The Guardian has story on buy-to-let and studentification in Nottingham
No danger of a hackneyed reference to the city or a balanced assessment of the impact institutions make here:
Nottingham’s forest of housing despair
Landlords aiming to make a fast buck out of a huge population of student tenants are taking a heavy toll on the city’s social fabric. Tony Levene reports from the front line.
The citizens of Nottingham are calling on the sheriff to take a leaf out of Robin Hood’s book and tackle the buy-to-let landlords who take homes out of the reach of ordinary families.
The city’s buy-to-let boom has created whole areas where local parents and young couples are outgunned financially by landlords, many of whom do not live there. But the city council intends to fight back. It is now demanding changes in the rules that would give it more power to control buy-to-let.
A tour of the city indicated that small-time landlordism and the transient student population it encourages have turned some areas into “tips” – overflowing wheelie bins and rubbish-strewn front gardens. “Buy-to-let has caused the physical degradation of the area. Landlords don’t clean up the mess of old furniture and disused pizza cartons, and the students, many from wealthy backgrounds, contribute no council tax,” says Lenton resident Maya Fletcher.
And so it goes on…

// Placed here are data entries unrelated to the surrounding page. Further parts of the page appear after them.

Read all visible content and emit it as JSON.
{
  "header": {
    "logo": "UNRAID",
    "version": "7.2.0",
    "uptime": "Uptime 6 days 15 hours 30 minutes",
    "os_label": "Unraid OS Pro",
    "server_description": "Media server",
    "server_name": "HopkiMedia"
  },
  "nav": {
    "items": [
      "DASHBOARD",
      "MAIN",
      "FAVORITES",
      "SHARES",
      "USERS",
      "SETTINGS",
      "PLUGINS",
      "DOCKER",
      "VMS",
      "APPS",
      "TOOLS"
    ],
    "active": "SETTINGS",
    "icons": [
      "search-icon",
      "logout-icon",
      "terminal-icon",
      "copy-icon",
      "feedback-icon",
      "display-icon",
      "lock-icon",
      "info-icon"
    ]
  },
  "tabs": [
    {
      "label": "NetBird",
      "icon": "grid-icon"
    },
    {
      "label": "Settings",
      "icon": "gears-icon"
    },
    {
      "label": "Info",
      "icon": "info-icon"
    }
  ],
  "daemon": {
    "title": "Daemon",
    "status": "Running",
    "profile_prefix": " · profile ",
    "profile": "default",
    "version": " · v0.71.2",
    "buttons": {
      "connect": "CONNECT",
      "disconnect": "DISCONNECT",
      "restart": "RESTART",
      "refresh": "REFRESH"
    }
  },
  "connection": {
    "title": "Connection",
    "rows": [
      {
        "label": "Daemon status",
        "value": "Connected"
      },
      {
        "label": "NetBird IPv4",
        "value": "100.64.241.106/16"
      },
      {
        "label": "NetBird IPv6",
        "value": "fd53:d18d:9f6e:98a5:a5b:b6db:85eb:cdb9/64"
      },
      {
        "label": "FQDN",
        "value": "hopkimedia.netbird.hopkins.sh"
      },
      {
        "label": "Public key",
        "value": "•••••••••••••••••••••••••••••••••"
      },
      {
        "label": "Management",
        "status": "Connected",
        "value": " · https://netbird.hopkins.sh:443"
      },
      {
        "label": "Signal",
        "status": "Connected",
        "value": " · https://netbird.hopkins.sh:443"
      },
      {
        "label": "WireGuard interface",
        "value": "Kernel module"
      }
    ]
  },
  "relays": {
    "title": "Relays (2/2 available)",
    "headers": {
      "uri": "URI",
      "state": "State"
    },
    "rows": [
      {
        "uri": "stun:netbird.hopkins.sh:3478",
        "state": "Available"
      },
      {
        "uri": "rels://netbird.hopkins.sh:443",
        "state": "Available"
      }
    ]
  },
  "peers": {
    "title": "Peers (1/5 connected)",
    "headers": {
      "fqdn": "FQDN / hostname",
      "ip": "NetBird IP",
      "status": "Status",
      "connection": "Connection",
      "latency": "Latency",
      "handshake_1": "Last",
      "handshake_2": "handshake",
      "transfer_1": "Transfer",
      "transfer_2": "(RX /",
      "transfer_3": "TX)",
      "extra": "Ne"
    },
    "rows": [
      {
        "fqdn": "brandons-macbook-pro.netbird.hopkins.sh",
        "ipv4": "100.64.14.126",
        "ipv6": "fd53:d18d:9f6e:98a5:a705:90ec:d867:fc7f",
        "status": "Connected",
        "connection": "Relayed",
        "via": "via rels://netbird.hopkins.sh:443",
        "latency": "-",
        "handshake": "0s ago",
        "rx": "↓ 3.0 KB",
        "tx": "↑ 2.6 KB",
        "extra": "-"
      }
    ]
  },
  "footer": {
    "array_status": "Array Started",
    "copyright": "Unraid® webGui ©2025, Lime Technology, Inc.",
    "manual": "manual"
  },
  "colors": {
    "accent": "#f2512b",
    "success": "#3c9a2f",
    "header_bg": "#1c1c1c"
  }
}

Interesting to note of course that the Guardian has on its website over 1,000 articles on buy-to-let. A fair proportion of these might be seen as promoting the fast buck idea which is now someone else’s fault.